▸ SUPPLIED DATA
------------
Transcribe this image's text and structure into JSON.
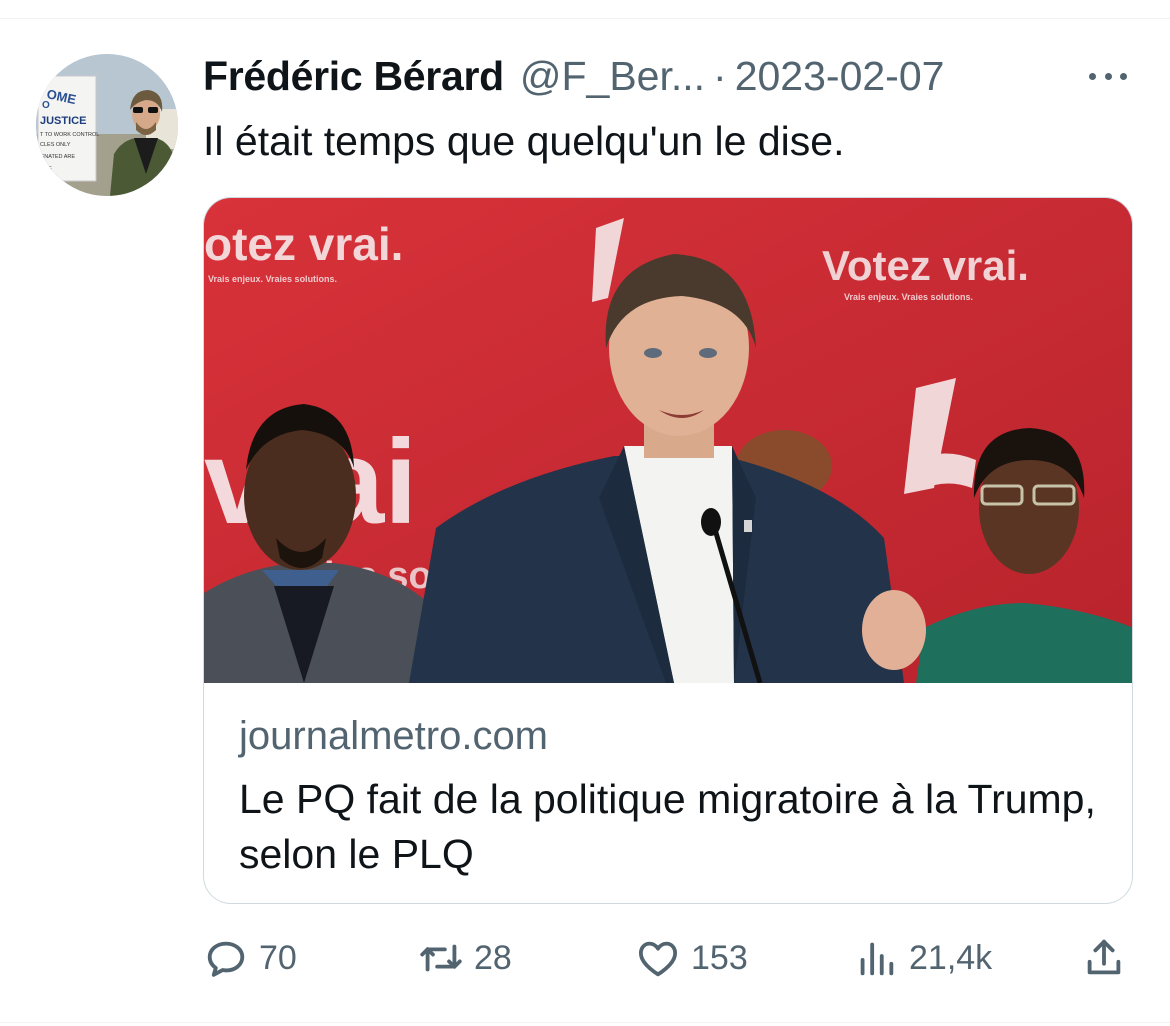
{
  "tweet": {
    "author_name": "Frédéric Bérard",
    "handle": "@F_Ber...",
    "separator": "·",
    "date": "2023-02-07",
    "text": "Il était temps que quelqu'un le dise."
  },
  "card": {
    "domain": "journalmetro.com",
    "title": "Le PQ fait de la politique migratoire à la Trump, selon le PLQ",
    "image_texts": {
      "banner_left": "otez vrai.",
      "banner_right": "Votez vrai.",
      "banner_center": "vrai",
      "sub_left": "Vrais enjeux. Vraies solutions.",
      "sub_right": "Vrais enjeux. Vraies solutions.",
      "bottom_fragment": "ies so"
    }
  },
  "avatar_texts": {
    "line1": "OME",
    "line2": "O",
    "line3": "JUSTICE",
    "line4": "T TO WORK CONTROL",
    "line5": "CLES ONLY",
    "line6": "GNATED ARE",
    "line7": "ONE"
  },
  "actions": {
    "reply_count": "70",
    "retweet_count": "28",
    "like_count": "153",
    "views_count": "21,4k"
  },
  "colors": {
    "text_primary": "#0f1419",
    "text_secondary": "#536471",
    "border": "#cfd9de",
    "banner_red": "#d42b34"
  },
  "icons": {
    "more": "more-icon",
    "reply": "reply-icon",
    "retweet": "retweet-icon",
    "like": "heart-icon",
    "views": "views-icon",
    "share": "share-icon"
  }
}
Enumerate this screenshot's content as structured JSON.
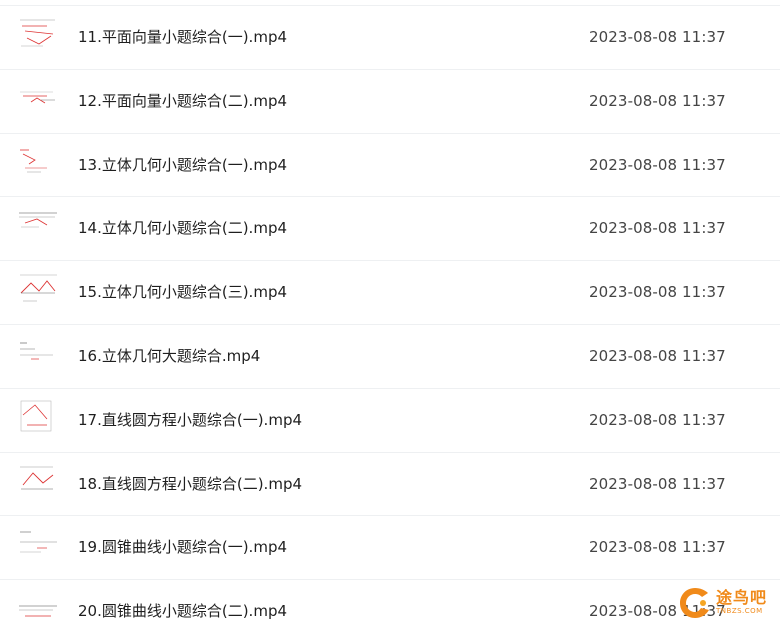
{
  "files": [
    {
      "name": "11.平面向量小题综合(一).mp4",
      "date": "2023-08-08 11:37"
    },
    {
      "name": "12.平面向量小题综合(二).mp4",
      "date": "2023-08-08 11:37"
    },
    {
      "name": "13.立体几何小题综合(一).mp4",
      "date": "2023-08-08 11:37"
    },
    {
      "name": "14.立体几何小题综合(二).mp4",
      "date": "2023-08-08 11:37"
    },
    {
      "name": "15.立体几何小题综合(三).mp4",
      "date": "2023-08-08 11:37"
    },
    {
      "name": "16.立体几何大题综合.mp4",
      "date": "2023-08-08 11:37"
    },
    {
      "name": "17.直线圆方程小题综合(一).mp4",
      "date": "2023-08-08 11:37"
    },
    {
      "name": "18.直线圆方程小题综合(二).mp4",
      "date": "2023-08-08 11:37"
    },
    {
      "name": "19.圆锥曲线小题综合(一).mp4",
      "date": "2023-08-08 11:37"
    },
    {
      "name": "20.圆锥曲线小题综合(二).mp4",
      "date": "2023-08-08 11:37"
    }
  ],
  "watermark": {
    "text_cn": "途鸟吧",
    "text_en": "TNBZS.COM",
    "color": "#f08a1a"
  },
  "icons": {
    "thumbnail": "video-thumbnail-icon"
  }
}
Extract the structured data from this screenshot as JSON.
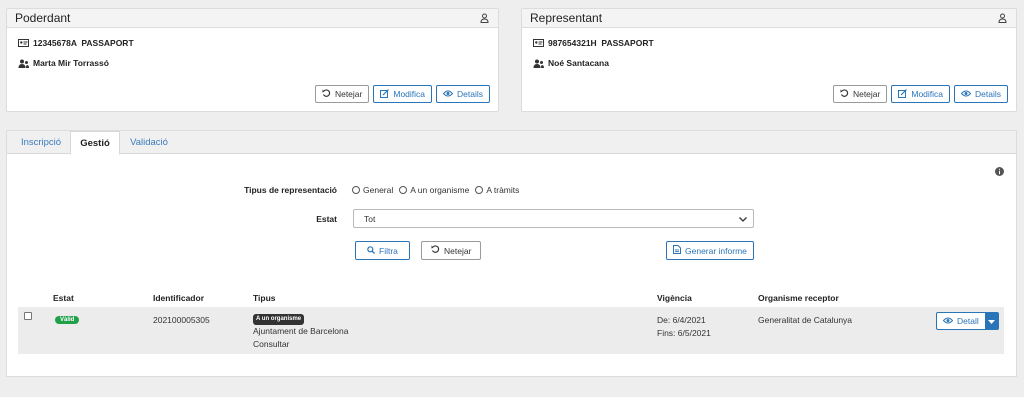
{
  "poderdant": {
    "title": "Poderdant",
    "document": "12345678A  PASSAPORT",
    "name": "Marta Mir Torrassó",
    "buttons": {
      "clear": "Netejar",
      "edit": "Modifica",
      "details": "Details"
    }
  },
  "representant": {
    "title": "Representant",
    "document": "987654321H  PASSAPORT",
    "name": "Noé Santacana",
    "buttons": {
      "clear": "Netejar",
      "edit": "Modifica",
      "details": "Details"
    }
  },
  "tabs": [
    "Inscripció",
    "Gestió",
    "Validació"
  ],
  "active_tab": "Gestió",
  "form": {
    "type_label": "Tipus de representació",
    "type_options": [
      "General",
      "A un organisme",
      "A tràmits"
    ],
    "state_label": "Estat",
    "state_value": "Tot",
    "filter_button": "Filtra",
    "clear_button": "Netejar",
    "report_button": "Generar informe"
  },
  "table": {
    "headers": [
      "Estat",
      "Identificador",
      "Tipus",
      "Vigència",
      "Organisme receptor"
    ],
    "rows": [
      {
        "state": "Vàlid",
        "id": "202100005305",
        "type_badge": "A un organisme",
        "type_line1": "Ajuntament de Barcelona",
        "type_line2": "Consultar",
        "from": "De: 6/4/2021",
        "to": "Fins: 6/5/2021",
        "organism": "Generalitat de Catalunya",
        "action": "Detall"
      }
    ]
  },
  "colors": {
    "link_blue": "#2a74b8",
    "valid_green": "#21a04a",
    "badge_dark": "#333333"
  }
}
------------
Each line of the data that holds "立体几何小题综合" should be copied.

      "name": "13.立体几何小题综合(一).mp4",
      "name": "14.立体几何小题综合(二).mp4",
      "name": "15.立体几何小题综合(三).mp4",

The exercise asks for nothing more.